“Structure is what centers her – it gives her a sense of control when everything else feels chaotic and overwhelming,” MacDonald said. “Ashlyn is most comfortable when she feels like she is experiencing Groundhog Day every day. Spaghetti is a sensory experience for her.
MacDonald and her husband, Jeffrey MacDonald, had no trouble finding enough boxes of SpaghettiO to keep Ashlyn happy at mealtime. Then in mid-April, Crystal MacDonald stopped by her regular market one afternoon and found that the shelves had been cleared of SpaghettiO.
“People were going crazy, loading up whatever canned food they could find, including spaghetti,” she says. “I had to go to all the grocery stores in the area to find enough for Ashlyn. It became like a treasure hunt to find just a few cans.
For the next five months, Crystal MacDonald walked for miles in more than a dozen stores to find the canned pasta. Last month, it was featured in a local newspaper article on the region’s food shortages.
Many people read the story and to her surprise responded not with judgment that she repeatedly fed her daughter the prepackaged meal, but with support. They wanted to help her find SpaghettiO with meatballs for Ashlyn.
Some have scoured their own pantries and started offering spaghetti from their kitchen shelves. Others called grocery stores to see if they had any cans in stock.
“When I read Crystal’s story, I immediately knew I wanted to help,” said Janet Gallo, 47, of Foxboro, Mass. “We’ve all felt the stress of out-of-stock items during this pandemic, but Crystal doesn’t. I don’t have the ability to make substitutions like most people do.

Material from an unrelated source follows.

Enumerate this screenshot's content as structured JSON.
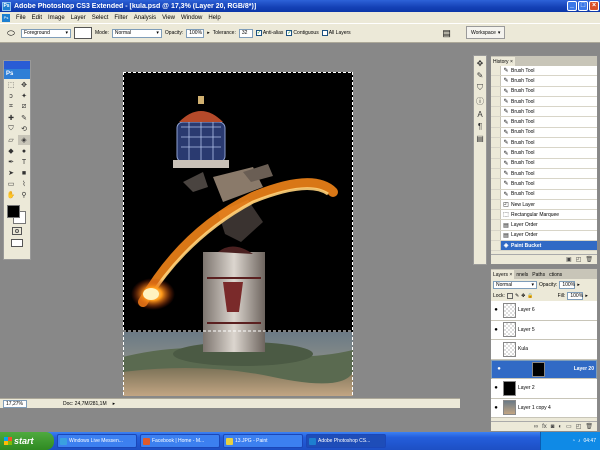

“The thought that she had to call many stores multiple times a week tore my heart,” Gallo added.
Gallo said she checked several local stores, found 10 cans and followed MacDonald on Facebook to ask for his address.
“On the way to drop them off, I decided to visit another store and found 15 more cans,” she said. “I believe if everyone makes a little effort to help each other, together can we make a big difference.”
Jade Lam from Attleboro was also happy to participate.
“Having an autistic brother, I thought how difficult it must be to [Ashlyn] to eat anything else, “said Lam, 30.” So I started calling my friends who work in the grocery stores and they were able to find some.
Lam, who has a one-year-old daughter, now calls stores regularly and asks them to set aside several boxes of SpaghettiO for MacDonald when a new supply arrives.
“I was so happy to have helped, that I wanted to continue,” she said.
MacDonald said she was stunned by the outpouring of support. In addition to over 400 boxes of pasta pasta donated by friends and strangers in its community, Campbell Soup Co. recently delivered 782 cans of canned food to its front door.
“Our pantry is now full – it’s been heartwarming,” she says. “A lot of people tell me, ‘I have an autistic son’ or ‘I have an autistic sister’. They can understand what it is like to try to give a child something that makes them feel good.
MacDonald said Ashlyn, her second child, was diagnosed with autism when she was around 16 months old.
“We noticed after she was a year old that she didn’t say ‘mom’ or refer to things like our oldest child did,” she says. “After numerous tests, we found out that she was autistic.”
Now every morning MacDonald says she wakes Ashlyn up to her favorite song, “Firework” by Katy Perry, then dresses her in cotton clothes without tags because she is sensitive to materials that are not soft and smooth. .
For breakfast, she opens the first box of spaghettiOs of the day with meatballs.
“They actually contain more nutrients than you might think,” she says. “They are enriched and rich in protein. And that’s really the only thing she’ll eat now.
Ashlyn recently returned to her special school, MacDonald said, so she puts a box of pasta in her backpack every morning.
“She would notice it right away if we tried to give her a replacement,” she says.
Ashlyn doesn’t say a lot of words, she says, “but if you try to give her something else to eat, she gives you a look that says,” Don’t you dare cheat on me. “
“People who haven’t experienced it probably don’t realize how important structure is to someone with autism,” MacDonald said. “Sometimes you have to do unusual things to keep them safe and calm.”
For Ashlyn, she says, that comfort and tranquility is now found in a pantry filled with more than 1,000 cans.
“When she sees all these boxes of SpaghettiO, she’s really happy,” MacDonald said.